Exercise aim — Without including any pictures, write out all the entries exactly.

Input —
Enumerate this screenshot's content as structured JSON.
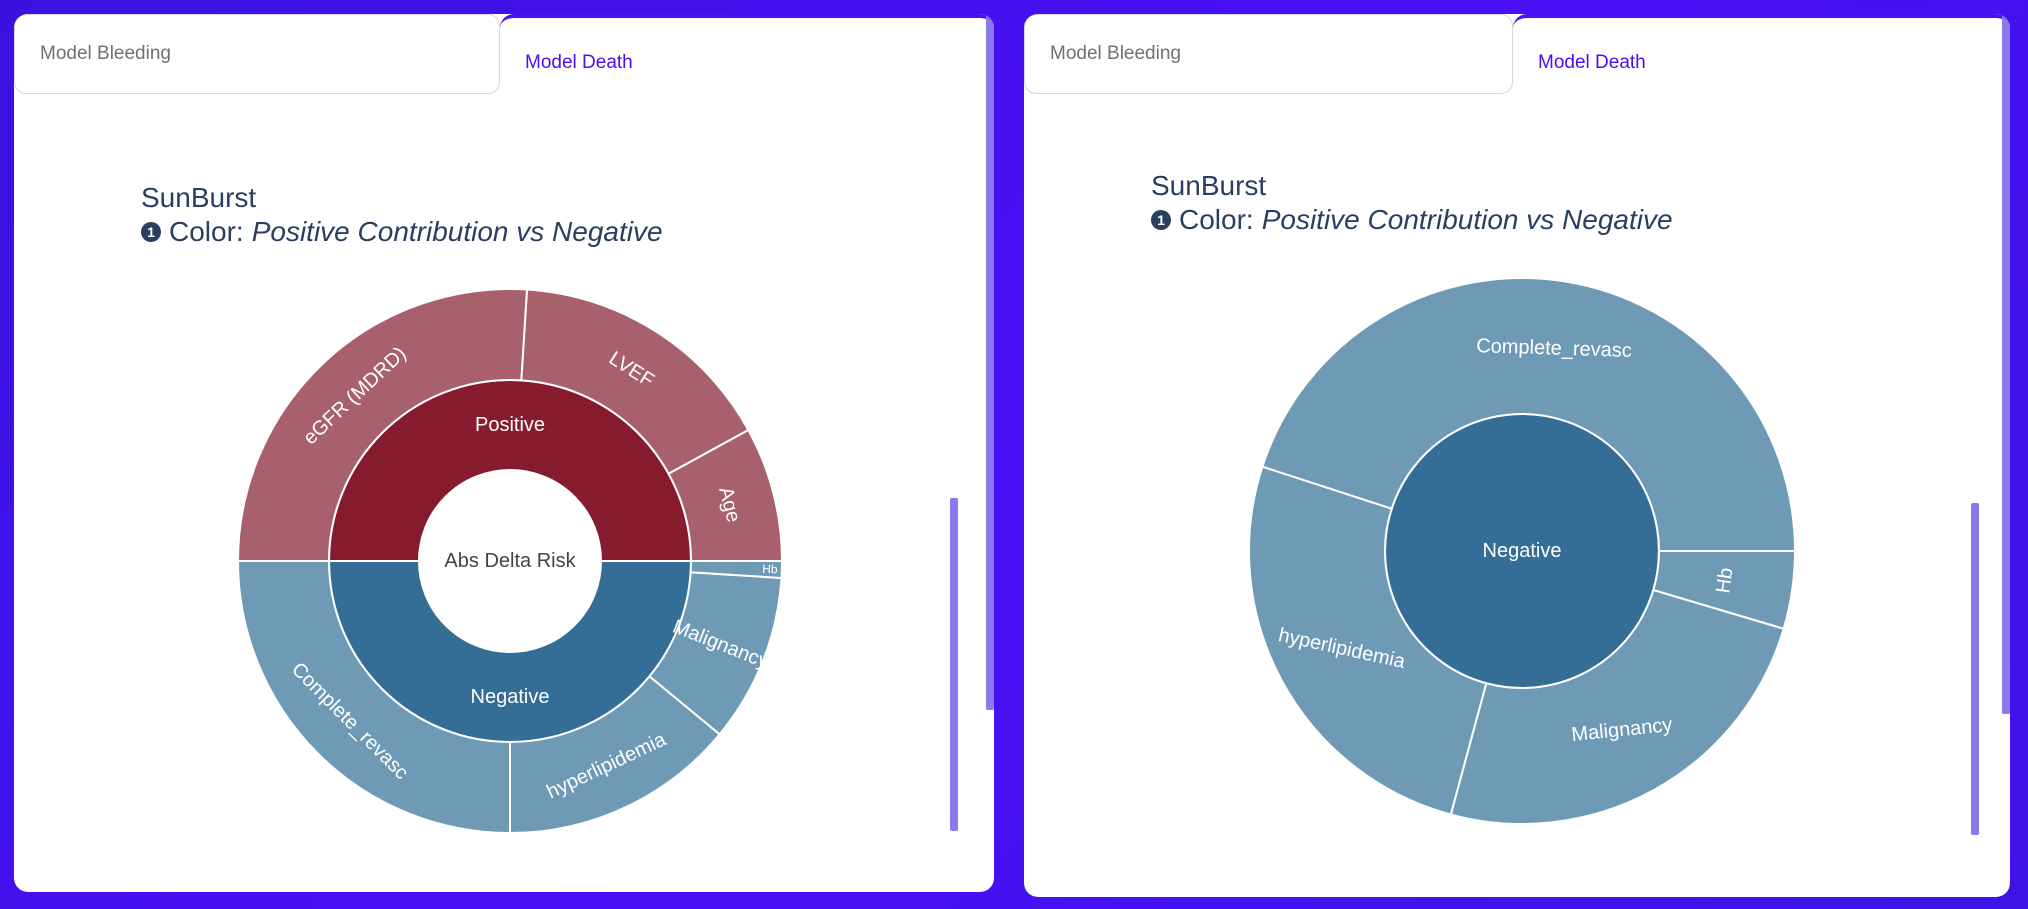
{
  "tabs": {
    "bleeding_label": "Model Bleeding",
    "death_label": "Model Death"
  },
  "colors": {
    "positive_inner": "#861b2d",
    "positive_outer": "#a8616c",
    "negative_inner": "#346d96",
    "negative_outer": "#6f9ab6",
    "tab_active": "#4a10f5",
    "title_text": "#2a3f5f"
  },
  "chart_data": [
    {
      "type": "sunburst",
      "title": "SunBurst",
      "subtitle_prefix": "Color:",
      "subtitle_emphasis": "Positive Contribution vs Negative",
      "info_icon": "info-circle-icon",
      "center_label": "Abs Delta Risk",
      "hierarchy": [
        {
          "name": "Positive",
          "value": 50,
          "color_role": "positive",
          "children": [
            {
              "name": "eGFR (MDRD)",
              "value": 26
            },
            {
              "name": "LVEF",
              "value": 16
            },
            {
              "name": "Age",
              "value": 8
            }
          ]
        },
        {
          "name": "Negative",
          "value": 50,
          "color_role": "negative",
          "children": [
            {
              "name": "Hb",
              "value": 1
            },
            {
              "name": "Malignancy",
              "value": 10
            },
            {
              "name": "hyperlipidemia",
              "value": 14
            },
            {
              "name": "Complete_revasc",
              "value": 25
            }
          ]
        }
      ]
    },
    {
      "type": "sunburst",
      "title": "SunBurst",
      "subtitle_prefix": "Color:",
      "subtitle_emphasis": "Positive Contribution vs Negative",
      "info_icon": "info-circle-icon",
      "center_label": "",
      "hierarchy": [
        {
          "name": "Negative",
          "value": 100,
          "color_role": "negative",
          "children": [
            {
              "name": "Hb",
              "value": 4.6
            },
            {
              "name": "Malignancy",
              "value": 24.6
            },
            {
              "name": "hyperlipidemia",
              "value": 25.8
            },
            {
              "name": "Complete_revasc",
              "value": 45.0
            }
          ]
        }
      ]
    }
  ]
}
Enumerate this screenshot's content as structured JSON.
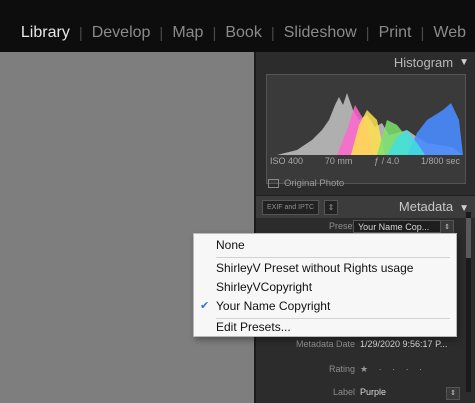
{
  "modules": [
    "Library",
    "Develop",
    "Map",
    "Book",
    "Slideshow",
    "Print",
    "Web"
  ],
  "active_module": "Library",
  "histogram": {
    "title": "Histogram",
    "iso": "ISO 400",
    "focal": "70 mm",
    "aperture": "ƒ / 4.0",
    "shutter": "1/800 sec",
    "original_photo": "Original Photo"
  },
  "metadata": {
    "title": "Metadata",
    "exif_select": "EXIF and IPTC",
    "exif_arrow": "⇕",
    "preset_label": "Preset",
    "preset_value": "Your Name Cop...",
    "preset_arrow": "⇕",
    "date_label": "Metadata Date",
    "date_value": "1/29/2020 9:56:17 P...",
    "rating_label": "Rating",
    "rating_stars": "★ · · · ·",
    "label_label": "Label",
    "label_value": "Purple",
    "label_arrow": "⇕"
  },
  "menu": {
    "items": [
      "None",
      "ShirleyV Preset without Rights usage",
      "ShirleyVCopyright",
      "Your Name Copyright",
      "Edit Presets..."
    ],
    "checked": "Your Name Copyright",
    "check_glyph": "✔"
  },
  "icons": {
    "collapse": "▼"
  },
  "colors": {
    "topbar": "#0d0d0d",
    "panel": "#2c2c2c",
    "viewer": "#7e7e7e",
    "menu_bg": "#f7f7f7",
    "check": "#3b6fd6"
  }
}
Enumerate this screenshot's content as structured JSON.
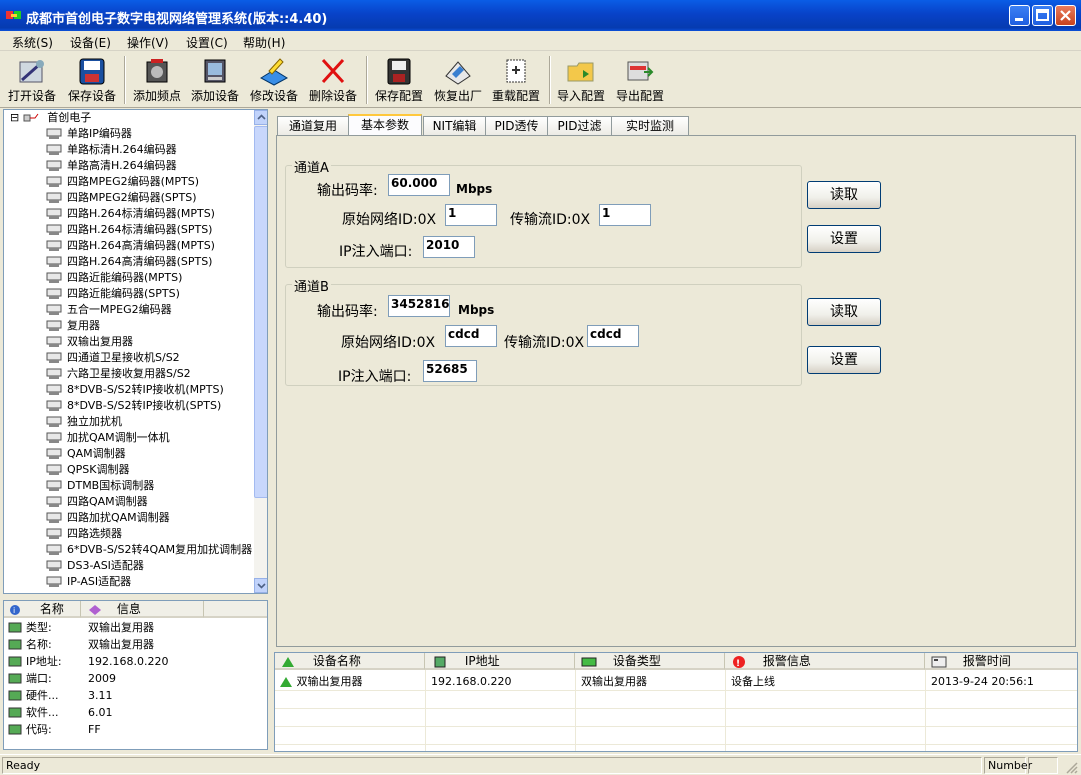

Problem solution —
Enumerate this screenshot's content as structured JSON.
{
  "tabs": {
    "bleeding_label": "Model Bleeding",
    "death_label": "Model Death"
  },
  "colors": {
    "positive_inner": "#861b2d",
    "positive_outer": "#a8616c",
    "negative_inner": "#346d96",
    "negative_outer": "#6f9ab6",
    "tab_active": "#4a10f5",
    "title_text": "#2a3f5f"
  },
  "chart_data": [
    {
      "type": "sunburst",
      "title": "SunBurst",
      "subtitle_prefix": "Color:",
      "subtitle_emphasis": "Positive Contribution vs Negative",
      "info_icon": "info-circle-icon",
      "center_label": "Abs Delta Risk",
      "hierarchy": [
        {
          "name": "Positive",
          "value": 50,
          "color_role": "positive",
          "children": [
            {
              "name": "eGFR (MDRD)",
              "value": 26
            },
            {
              "name": "LVEF",
              "value": 16
            },
            {
              "name": "Age",
              "value": 8
            }
          ]
        },
        {
          "name": "Negative",
          "value": 50,
          "color_role": "negative",
          "children": [
            {
              "name": "Hb",
              "value": 1
            },
            {
              "name": "Malignancy",
              "value": 10
            },
            {
              "name": "hyperlipidemia",
              "value": 14
            },
            {
              "name": "Complete_revasc",
              "value": 25
            }
          ]
        }
      ]
    },
    {
      "type": "sunburst",
      "title": "SunBurst",
      "subtitle_prefix": "Color:",
      "subtitle_emphasis": "Positive Contribution vs Negative",
      "info_icon": "info-circle-icon",
      "center_label": "",
      "hierarchy": [
        {
          "name": "Negative",
          "value": 100,
          "color_role": "negative",
          "children": [
            {
              "name": "Hb",
              "value": 4.6
            },
            {
              "name": "Malignancy",
              "value": 24.6
            },
            {
              "name": "hyperlipidemia",
              "value": 25.8
            },
            {
              "name": "Complete_revasc",
              "value": 45.0
            }
          ]
        }
      ]
    }
  ]
}
Enumerate this screenshot's content as structured JSON.
{
  "modules": [
    "Library",
    "Develop",
    "Map",
    "Book",
    "Slideshow",
    "Print",
    "Web"
  ],
  "active_module": "Library",
  "histogram": {
    "title": "Histogram",
    "iso": "ISO 400",
    "focal": "70 mm",
    "aperture": "ƒ / 4.0",
    "shutter": "1/800 sec",
    "original_photo": "Original Photo"
  },
  "metadata": {
    "title": "Metadata",
    "exif_select": "EXIF and IPTC",
    "exif_arrow": "⇕",
    "preset_label": "Preset",
    "preset_value": "Your Name Cop...",
    "preset_arrow": "⇕",
    "date_label": "Metadata Date",
    "date_value": "1/29/2020 9:56:17 P...",
    "rating_label": "Rating",
    "rating_stars": "★ · · · ·",
    "label_label": "Label",
    "label_value": "Purple",
    "label_arrow": "⇕"
  },
  "menu": {
    "items": [
      "None",
      "ShirleyV Preset without Rights usage",
      "ShirleyVCopyright",
      "Your Name Copyright",
      "Edit Presets..."
    ],
    "checked": "Your Name Copyright",
    "check_glyph": "✔"
  },
  "icons": {
    "collapse": "▼"
  },
  "colors": {
    "topbar": "#0d0d0d",
    "panel": "#2c2c2c",
    "viewer": "#7e7e7e",
    "menu_bg": "#f7f7f7",
    "check": "#3b6fd6"
  }
}
Enumerate this screenshot's content as structured JSON.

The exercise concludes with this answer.